We don’t need no emotion control
By Cazzy Lewchuk, Staff Writer
Recently, Facebook announced they will soon be introducing the long-awaited “dislike” button, the reverse of the ever-loved “like” button. The idea is that users can express empathy in a non-endorsing way for posts where “liking” wouldn’t be appropriate: announcements of a breakup, death, etc. The dislike button has long been rumoured and requested by Facebook users, and several third-party apps have occasionally attempted to introduce one.
We don’t need the dislike button. There’s another way to express sympathy or negative thoughts on Facebook when appropriate—it’s called the comment section. The like button is used to express appreciation, similar to the favourite button on Twitter; it’s completely optional. When expressing sympathy or negative emotions about a situation, commenting is a way to be more personal and heartfelt. “Disliking” a status about Grandma dying is not an adequate substitution for writing a short note of sympathy (or simply not responding to the post from someone you barely know). It’s a way to shorten and trivialize genuine human emotion online.
Then, there’s the bullying aspect. It will be incredibly easy for users to abuse the dislike button to bully others in many different ways. Any posts featuring self-confidence, photos, or other happy things can easily be targeted. A few “dislikes” on someone’s selfie can do serious emotional harm. The dislike button may be the easiest feature to abuse that Facebook has released thus far, particularly because of its simplicity.
Facebook is a social network that we use to communicate, connect, and express ourselves. It has a wide range of opportunities for genuine interaction through its communications. What’s most important is making those communications honest and thorough without breaking everything down into a like/dislike variant. Posts may soon be competing and causing further battles in the comments through likes and dislikes—YouTube, which has a thumbs-up/thumbs-down option, is a prime example.

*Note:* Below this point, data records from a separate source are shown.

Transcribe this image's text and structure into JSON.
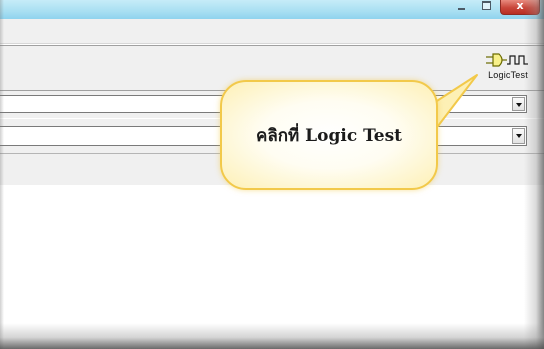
{
  "window": {
    "minimize_icon": "minimize-icon",
    "maximize_icon": "maximize-icon",
    "close_symbol": "x",
    "titlebar_color": "#a8dff2",
    "close_color": "#c9463a"
  },
  "toolbar": {
    "logic_test_label": "LogicTest",
    "logic_test_icon": "logic-probe-icon"
  },
  "combos": [
    {
      "value": "",
      "arrow_icon": "chevron-down-icon"
    },
    {
      "value": "",
      "arrow_icon": "chevron-down-icon"
    }
  ],
  "callout": {
    "text": "คลิกที่ Logic Test",
    "border_color": "#f2c94a",
    "fill_color": "#fdf0b5"
  }
}
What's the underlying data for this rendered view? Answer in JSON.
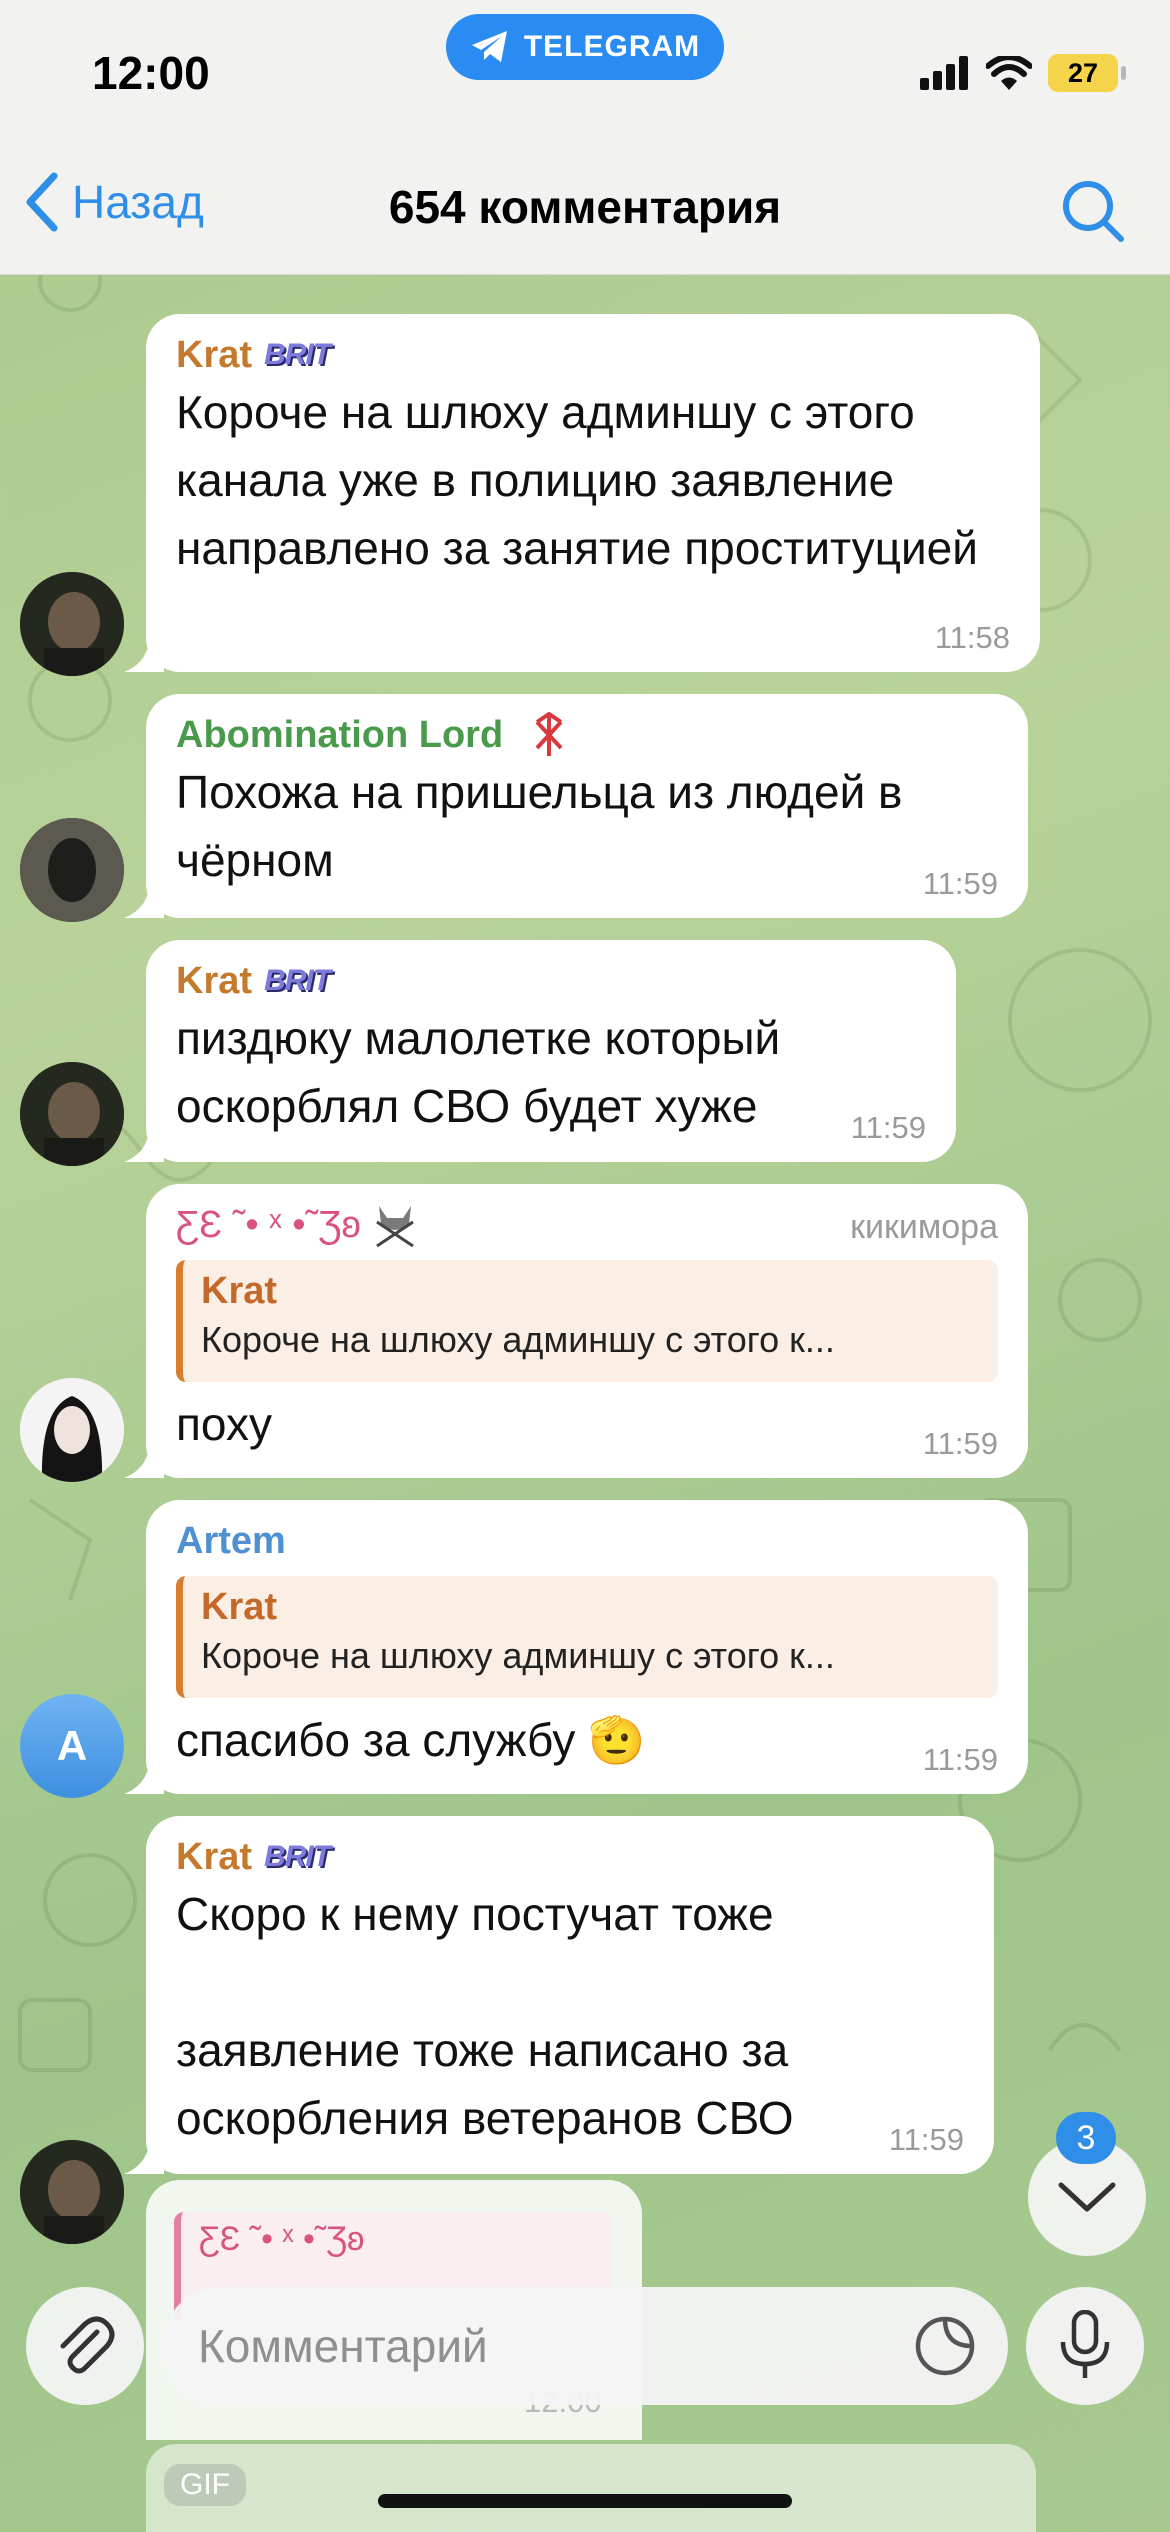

YouTube is already known as a cesspool of anger and negativity, in addition to being an easy place to do cyberbullying within its comments and thumbs-down options. Facebook comments are moderated, but there’s no way to control those pushing the dislike button on an impressionable young girl’s selfie.
The like button has been implemented on Facebook for six years, during which no dislike button was needed (or even wanted by a majority of users). There seems little reason to introduce one now, particularly in an era when miscommunication, online aggression, and bad interaction are more prominent than ever.